In addition, a new team event will be held that will pit racers against each other in a head-to-head team format, an event common at many international competitions. Rothgeb added that there will be more VIP and community events as part of the championships this year, giving the community an opportunity to become more involved in the activities.
Ultimately, the most significant aspect of the races is the community volunteerism in the championships. In 2016, nearly 500 members of the Wood River Valley community volunteered during the event, many former racers themselves.
“Skiing and ski racing are central to our community,” offered Tony Parkhill, director of Sun Valley’s Snowsports School and Mountain Guest Services. “The ski races are exciting and fun to watch, but it’s the celebration within our community of our history and heritage that matters most. It’s all about the community. We’re incredibly proud of what we have here. This event is catalytic to the community, and our ski racing history is something we identify with. We’re proud of it.”
As far as future race events in Sun Valley, many rumors abound. Will the World Cup return to the slopes of Bald Mountain? Is the return of the National Championships merely the beginning of a long list of high-profile race events in Sun Valley? Though there are not currently any scheduled major races on the horizon, the door is open to events in the future.

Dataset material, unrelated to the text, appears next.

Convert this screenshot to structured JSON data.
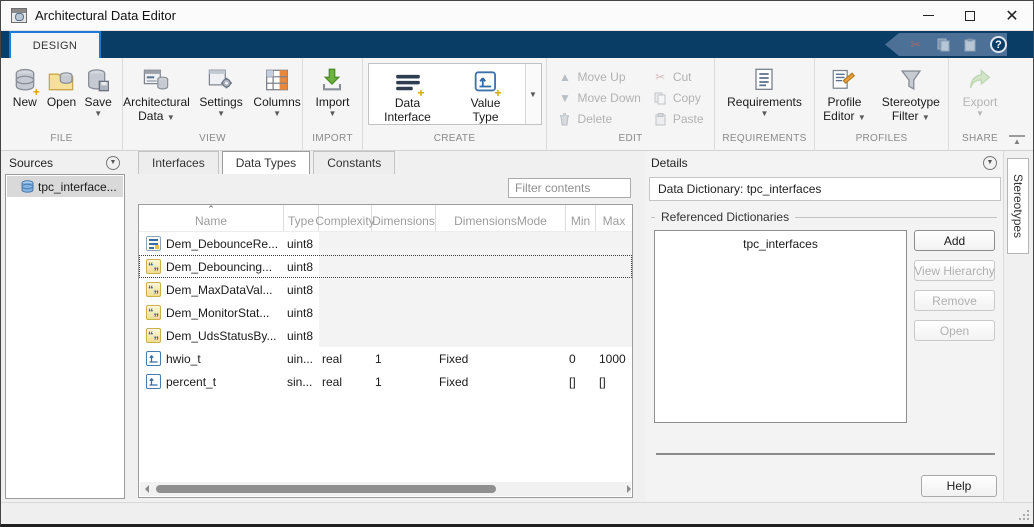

Regardless, whether the sun shines or flat light abounds, this coming March will shed light on the nation’s finest alpine skiers right here in Sun Valley. Ski racers, both household names and up-and-coming unknowns, will attack the courses with the athleticism and grit that rewards the brave and talented, and delivers greatness to those who ascend the podium as America’s best. 2